MONDAY, May 15, 2006 (HealthDay News) -- Scientists say they've developed the first mouse model of human head and neck squamous cell cancers -- a feat that should greatly enhance research against these killer malignancies.
"This is the first animal model that mimics human head and neck cancer at both the pathological and the molecular levels with 100 percent incidence," researcher Dr. Xiao-Jing Wang, head of the division of molecular biology of head and neck cancer at the Oregon Health & Science University Cancer Institute in Portland, said in a prepared statement.
"This model will provide a valuable tool to screen for novel therapeutic and preventive approaches for this often deadly cancer," she said.
"Head and neck lesions developed from this mouse model have many molecular alternations similar to those found in head and neck squamous cell cancers (HNSCC) patients. Additionally, we have identified several new biomarkers that data suggest may be good targets for HNSCC therapy" Wang said.
The research appears in the May 15 issue of Genes & Development.
HNSCC is the sixth most common cancer in the United States. Fewer than 50 percent of patients survive beyond five years, a rate that hasn't changed in the past 20 years. HNSCC patients are often resistant to routine chemotherapy and radiation therapy.

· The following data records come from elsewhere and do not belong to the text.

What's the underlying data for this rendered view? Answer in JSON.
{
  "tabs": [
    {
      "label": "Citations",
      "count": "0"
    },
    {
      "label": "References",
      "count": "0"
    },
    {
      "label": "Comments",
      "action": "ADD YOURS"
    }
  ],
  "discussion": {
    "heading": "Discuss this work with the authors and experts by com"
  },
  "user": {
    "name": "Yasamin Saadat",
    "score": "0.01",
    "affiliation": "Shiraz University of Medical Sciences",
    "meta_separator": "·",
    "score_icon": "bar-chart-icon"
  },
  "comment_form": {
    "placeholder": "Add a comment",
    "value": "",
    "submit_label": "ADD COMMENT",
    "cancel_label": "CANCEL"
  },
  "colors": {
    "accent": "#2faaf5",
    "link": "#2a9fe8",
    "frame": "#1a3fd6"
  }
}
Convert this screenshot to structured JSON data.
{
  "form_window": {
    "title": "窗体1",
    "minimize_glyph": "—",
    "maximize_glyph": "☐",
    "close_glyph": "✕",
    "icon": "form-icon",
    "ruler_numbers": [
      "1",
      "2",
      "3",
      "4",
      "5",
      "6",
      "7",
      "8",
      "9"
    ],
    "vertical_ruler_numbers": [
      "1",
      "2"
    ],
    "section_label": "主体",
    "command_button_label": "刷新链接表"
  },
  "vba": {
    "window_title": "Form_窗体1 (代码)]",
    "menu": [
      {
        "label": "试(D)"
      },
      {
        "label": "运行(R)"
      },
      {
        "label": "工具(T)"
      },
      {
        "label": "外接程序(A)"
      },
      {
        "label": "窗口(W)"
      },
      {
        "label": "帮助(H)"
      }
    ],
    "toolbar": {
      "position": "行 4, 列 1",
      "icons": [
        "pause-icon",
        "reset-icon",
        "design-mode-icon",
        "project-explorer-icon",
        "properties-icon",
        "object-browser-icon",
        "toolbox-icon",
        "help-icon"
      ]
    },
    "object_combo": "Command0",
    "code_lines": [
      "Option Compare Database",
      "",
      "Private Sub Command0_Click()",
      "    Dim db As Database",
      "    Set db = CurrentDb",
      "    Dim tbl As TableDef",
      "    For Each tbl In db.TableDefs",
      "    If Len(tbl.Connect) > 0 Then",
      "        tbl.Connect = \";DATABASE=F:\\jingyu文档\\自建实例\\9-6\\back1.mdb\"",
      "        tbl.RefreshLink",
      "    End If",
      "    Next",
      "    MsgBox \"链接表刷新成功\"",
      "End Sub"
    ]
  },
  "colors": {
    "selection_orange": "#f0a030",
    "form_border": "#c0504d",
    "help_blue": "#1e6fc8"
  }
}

Survivors often suffer poor quality of life because the location of the cancer often destroys structures critical to speaking, breathing, and swallowing.
The U.S. National Cancer Institute has more about head and neck cancer.